### Problem description:
Repeat each entry below exactly, omitting any picture it holds.

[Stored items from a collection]
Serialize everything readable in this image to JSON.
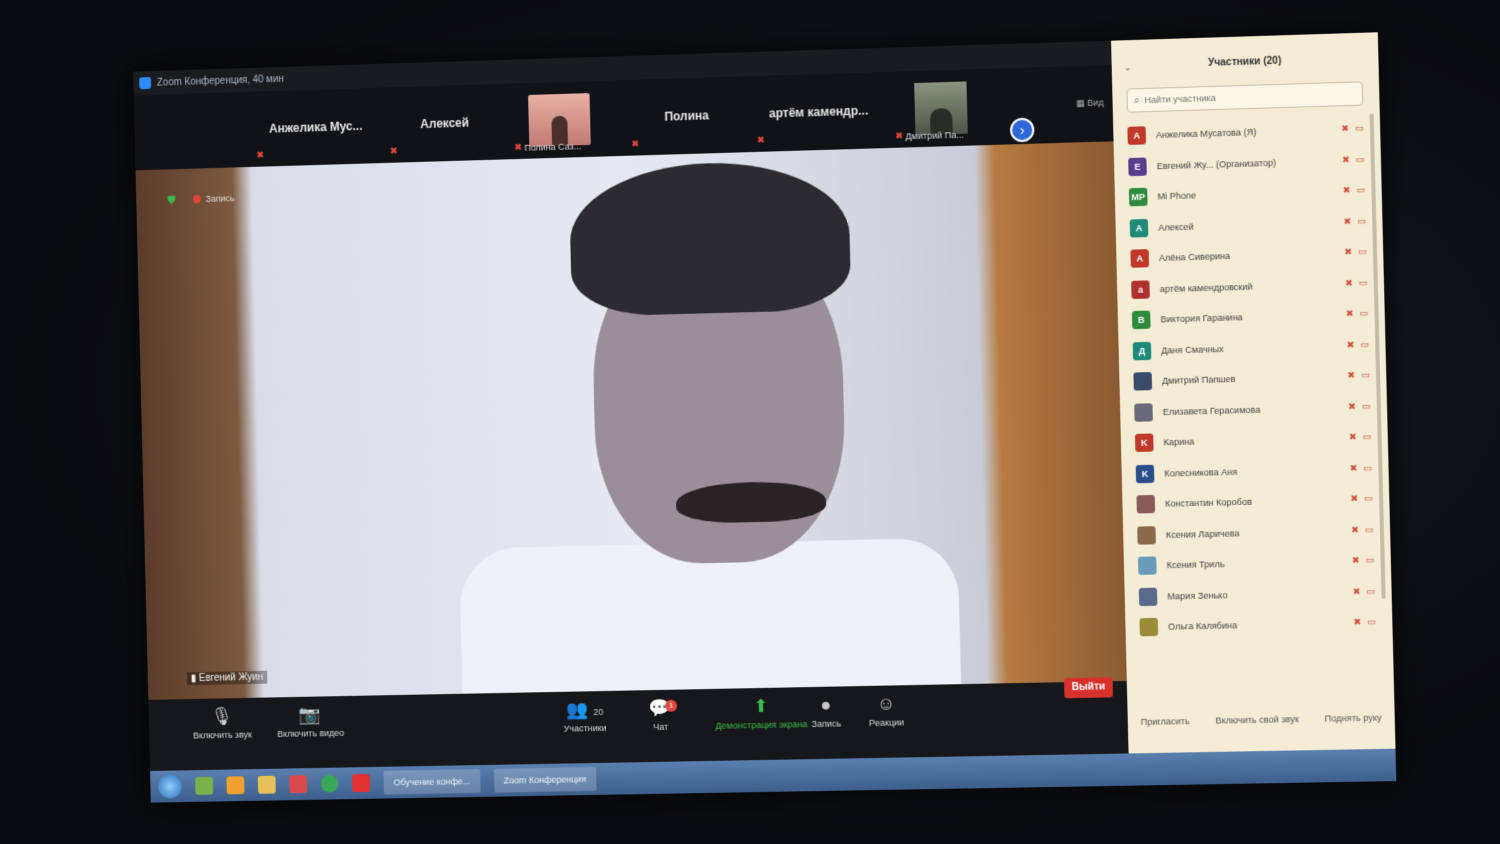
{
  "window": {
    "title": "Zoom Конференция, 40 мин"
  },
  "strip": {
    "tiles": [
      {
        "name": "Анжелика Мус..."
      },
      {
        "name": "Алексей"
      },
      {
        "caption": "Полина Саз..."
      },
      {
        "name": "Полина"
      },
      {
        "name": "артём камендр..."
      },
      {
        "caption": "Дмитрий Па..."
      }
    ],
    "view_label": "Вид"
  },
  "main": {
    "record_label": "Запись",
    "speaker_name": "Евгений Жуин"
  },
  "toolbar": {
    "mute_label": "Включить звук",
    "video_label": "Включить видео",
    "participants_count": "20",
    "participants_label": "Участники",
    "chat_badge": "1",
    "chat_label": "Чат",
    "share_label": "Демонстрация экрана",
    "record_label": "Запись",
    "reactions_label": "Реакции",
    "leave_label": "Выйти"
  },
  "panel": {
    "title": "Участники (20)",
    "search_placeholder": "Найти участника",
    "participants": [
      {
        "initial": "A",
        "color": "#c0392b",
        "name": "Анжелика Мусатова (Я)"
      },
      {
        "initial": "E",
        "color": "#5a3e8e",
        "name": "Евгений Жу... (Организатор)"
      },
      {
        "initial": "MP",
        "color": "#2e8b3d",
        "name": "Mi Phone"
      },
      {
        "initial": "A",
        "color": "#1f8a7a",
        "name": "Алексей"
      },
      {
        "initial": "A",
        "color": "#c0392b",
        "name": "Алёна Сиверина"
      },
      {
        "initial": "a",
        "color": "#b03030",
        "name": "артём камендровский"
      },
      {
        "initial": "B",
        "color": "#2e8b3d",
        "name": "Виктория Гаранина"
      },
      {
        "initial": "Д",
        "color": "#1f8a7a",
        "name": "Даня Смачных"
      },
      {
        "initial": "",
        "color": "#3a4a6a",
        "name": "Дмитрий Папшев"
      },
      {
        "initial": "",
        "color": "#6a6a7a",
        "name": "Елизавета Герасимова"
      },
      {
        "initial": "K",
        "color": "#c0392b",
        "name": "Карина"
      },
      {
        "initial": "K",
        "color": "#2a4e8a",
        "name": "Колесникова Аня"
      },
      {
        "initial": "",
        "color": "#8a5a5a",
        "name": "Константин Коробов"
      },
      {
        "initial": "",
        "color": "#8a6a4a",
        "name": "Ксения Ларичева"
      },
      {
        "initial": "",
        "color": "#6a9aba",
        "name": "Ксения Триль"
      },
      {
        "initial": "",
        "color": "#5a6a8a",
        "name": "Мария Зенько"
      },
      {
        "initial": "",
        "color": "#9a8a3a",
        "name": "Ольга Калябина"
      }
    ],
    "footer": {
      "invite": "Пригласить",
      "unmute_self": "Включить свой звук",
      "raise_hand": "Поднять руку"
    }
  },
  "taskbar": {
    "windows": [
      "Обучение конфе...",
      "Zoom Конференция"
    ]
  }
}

### Result:
Serialize everything readable in this image to JSON.
{
  "window": {
    "title": "Zoom Конференция, 40 мин"
  },
  "strip": {
    "tiles": [
      {
        "name": "Анжелика Мус..."
      },
      {
        "name": "Алексей"
      },
      {
        "caption": "Полина Саз..."
      },
      {
        "name": "Полина"
      },
      {
        "name": "артём камендр..."
      },
      {
        "caption": "Дмитрий Па..."
      }
    ],
    "view_label": "Вид"
  },
  "main": {
    "record_label": "Запись",
    "speaker_name": "Евгений Жуин"
  },
  "toolbar": {
    "mute_label": "Включить звук",
    "video_label": "Включить видео",
    "participants_count": "20",
    "participants_label": "Участники",
    "chat_badge": "1",
    "chat_label": "Чат",
    "share_label": "Демонстрация экрана",
    "record_label": "Запись",
    "reactions_label": "Реакции",
    "leave_label": "Выйти"
  },
  "panel": {
    "title": "Участники (20)",
    "search_placeholder": "Найти участника",
    "participants": [
      {
        "initial": "A",
        "color": "#c0392b",
        "name": "Анжелика Мусатова (Я)"
      },
      {
        "initial": "E",
        "color": "#5a3e8e",
        "name": "Евгений Жу... (Организатор)"
      },
      {
        "initial": "MP",
        "color": "#2e8b3d",
        "name": "Mi Phone"
      },
      {
        "initial": "A",
        "color": "#1f8a7a",
        "name": "Алексей"
      },
      {
        "initial": "A",
        "color": "#c0392b",
        "name": "Алёна Сиверина"
      },
      {
        "initial": "a",
        "color": "#b03030",
        "name": "артём камендровский"
      },
      {
        "initial": "B",
        "color": "#2e8b3d",
        "name": "Виктория Гаранина"
      },
      {
        "initial": "Д",
        "color": "#1f8a7a",
        "name": "Даня Смачных"
      },
      {
        "initial": "",
        "color": "#3a4a6a",
        "name": "Дмитрий Папшев"
      },
      {
        "initial": "",
        "color": "#6a6a7a",
        "name": "Елизавета Герасимова"
      },
      {
        "initial": "K",
        "color": "#c0392b",
        "name": "Карина"
      },
      {
        "initial": "K",
        "color": "#2a4e8a",
        "name": "Колесникова Аня"
      },
      {
        "initial": "",
        "color": "#8a5a5a",
        "name": "Константин Коробов"
      },
      {
        "initial": "",
        "color": "#8a6a4a",
        "name": "Ксения Ларичева"
      },
      {
        "initial": "",
        "color": "#6a9aba",
        "name": "Ксения Триль"
      },
      {
        "initial": "",
        "color": "#5a6a8a",
        "name": "Мария Зенько"
      },
      {
        "initial": "",
        "color": "#9a8a3a",
        "name": "Ольга Калябина"
      }
    ],
    "footer": {
      "invite": "Пригласить",
      "unmute_self": "Включить свой звук",
      "raise_hand": "Поднять руку"
    }
  },
  "taskbar": {
    "windows": [
      "Обучение конфе...",
      "Zoom Конференция"
    ]
  }
}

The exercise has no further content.